Surgery is the mainstay of treatment for thymoma. If the tumor is apparently invasive and large, preoperative (neoadjuvant) chemotherapy and/or radiotherapy may be used to decrease the size and improve resectability, before surgery is attempted.
When the tumor is an early stage (Masaoka I through IIB), no further therapy is necessary.
Removal of the thymus in adults does not appear to induce immune deficiency.
In children, however, postoperative immunity may be abnormal and vaccinations for several infectious agents are recommended. Invasive thymomas may require additional treatment with radiotherapy and chemotherapy (cyclophosphamide, doxorubicin and cisplatin).
Prognosis is much worse for stage III or IV thymomas as compared with stage I and II tumors.
Invasive thymomas uncommonly can also metastasize, generally to pleura, bones, liver or brain in approximately 7% of cases.
Patients with stage III and IV tumors may nonetheless survive for several years with appropriate oncological management.
Pathology: Recommendations for the Reporting of Surgically Resected Thymic Epithelial Tumors : http://ajcp.ascpjournals.org/content/132/1/10.full - DOI: 10.1309/AJCPHII8GRIG3JHV

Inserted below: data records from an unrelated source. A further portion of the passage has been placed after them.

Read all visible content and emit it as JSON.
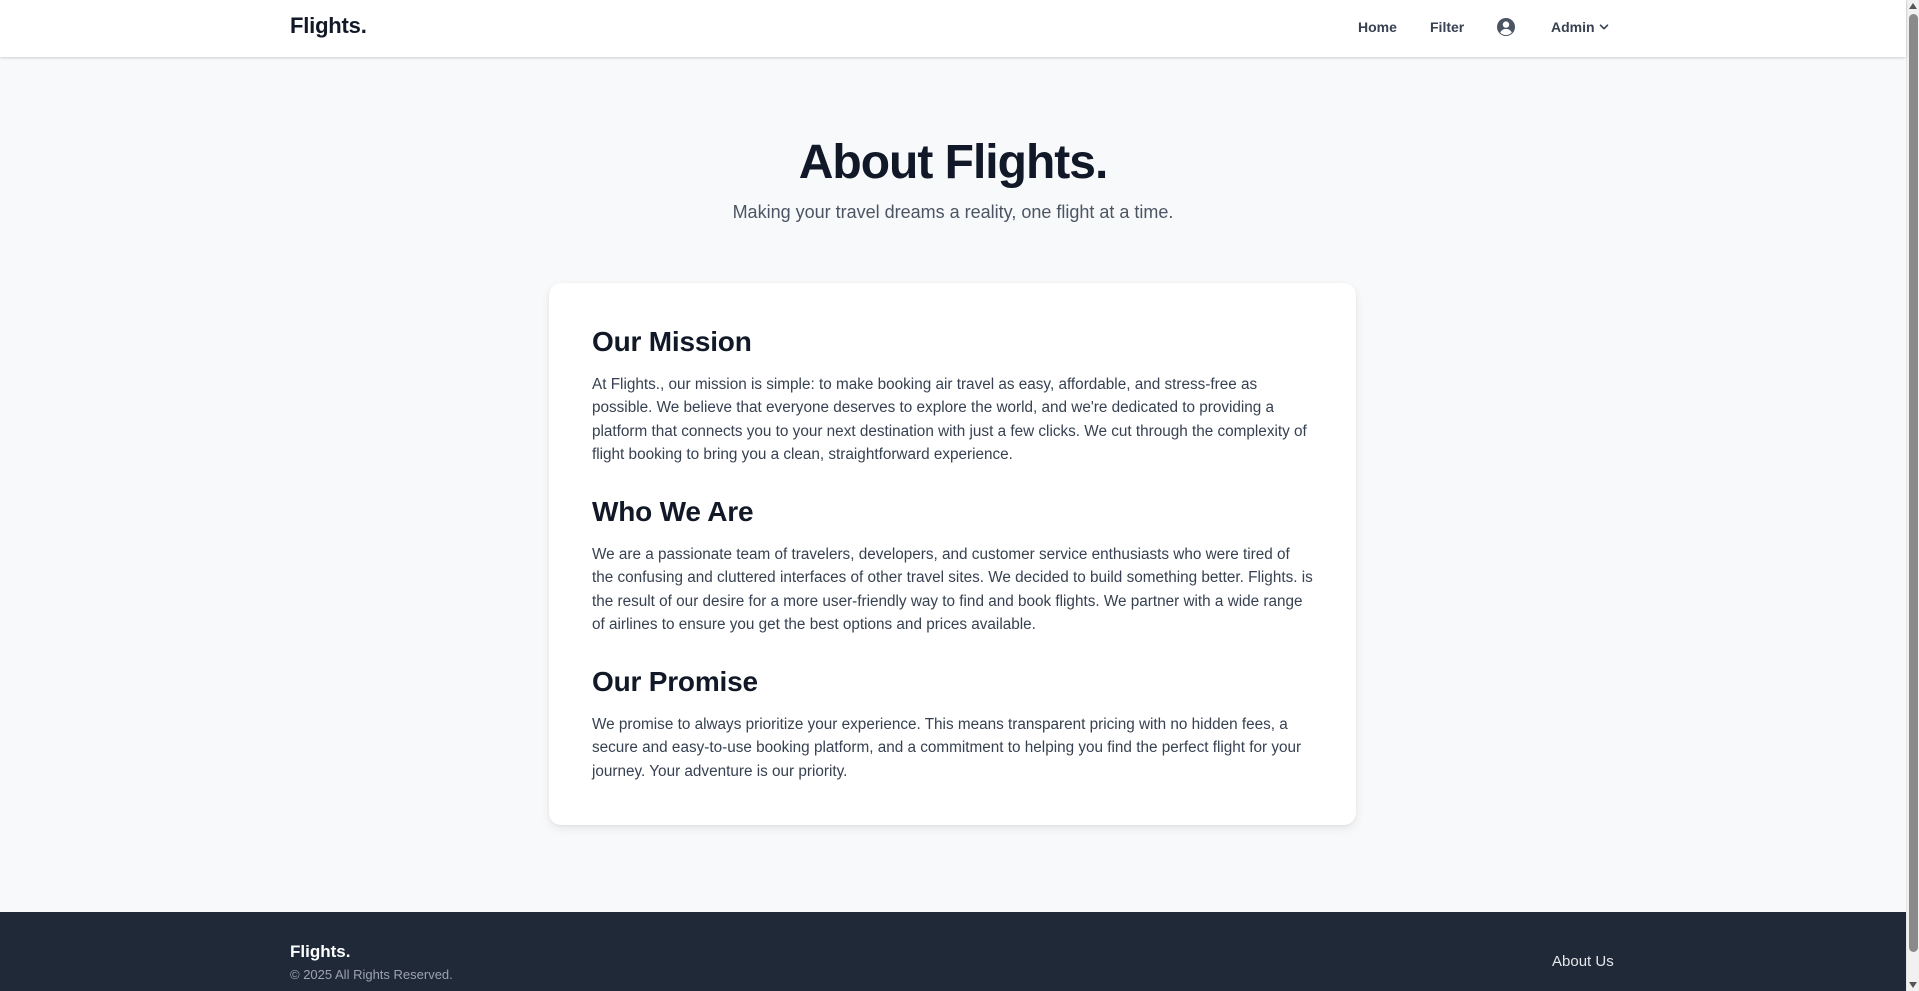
{
  "nav": {
    "brand": "Flights.",
    "home": "Home",
    "filter": "Filter",
    "user_menu": "Admin"
  },
  "hero": {
    "title": "About Flights.",
    "subtitle": "Making your travel dreams a reality, one flight at a time."
  },
  "sections": [
    {
      "heading": "Our Mission",
      "body": "At Flights., our mission is simple: to make booking air travel as easy, affordable, and stress-free as possible. We believe that everyone deserves to explore the world, and we're dedicated to providing a platform that connects you to your next destination with just a few clicks. We cut through the complexity of flight booking to bring you a clean, straightforward experience."
    },
    {
      "heading": "Who We Are",
      "body": "We are a passionate team of travelers, developers, and customer service enthusiasts who were tired of the confusing and cluttered interfaces of other travel sites. We decided to build something better. Flights. is the result of our desire for a more user-friendly way to find and book flights. We partner with a wide range of airlines to ensure you get the best options and prices available."
    },
    {
      "heading": "Our Promise",
      "body": "We promise to always prioritize your experience. This means transparent pricing with no hidden fees, a secure and easy-to-use booking platform, and a commitment to helping you find the perfect flight for your journey. Your adventure is our priority."
    }
  ],
  "footer": {
    "brand": "Flights.",
    "copyright": "© 2025 All Rights Reserved.",
    "about_link": "About Us"
  },
  "icons": {
    "user": "user-circle-icon",
    "chevron": "chevron-down-icon"
  },
  "colors": {
    "background": "#f8f9fb",
    "footer": "#1f2937",
    "heading": "#111827",
    "body_text": "#374151"
  }
}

Pathology : Thymoma checklist : http://www.thymic.org/uploads/mainpdf/thymoma05_pw.pdf (Janvier 2005)
chromosome 6 anomalies
- del(6)(p22p25) in type A and type AB thymomas (#14499698#)
- ring chromosome 6
chromosomes 12 and 16 anomalies
- pseudodicentric (16;12)(q11;p11.2) (type AB or mixed thymoma)
Allelotyping (Loss of heterozygosity (LOH) loci)
- 6q23.3-25.3 (23.5%-45.8%) (#12368223#)
- 3p14.2 (FHIT gene locus)
- 5q21 (APC)
- 13q14 (RB)
- 17p13.1 (p53)
APC-associated pathway: 5q21 - 3p22-24.2 - 13q14 - 17p13.1 regions.
type A thymomas: 6q23.3-25.5 only
Microsatellite instability (MSI)
microsatellite instability (MSI): 2.4%-12.5% (#12368223#) .
- type B3 thymoma only (?)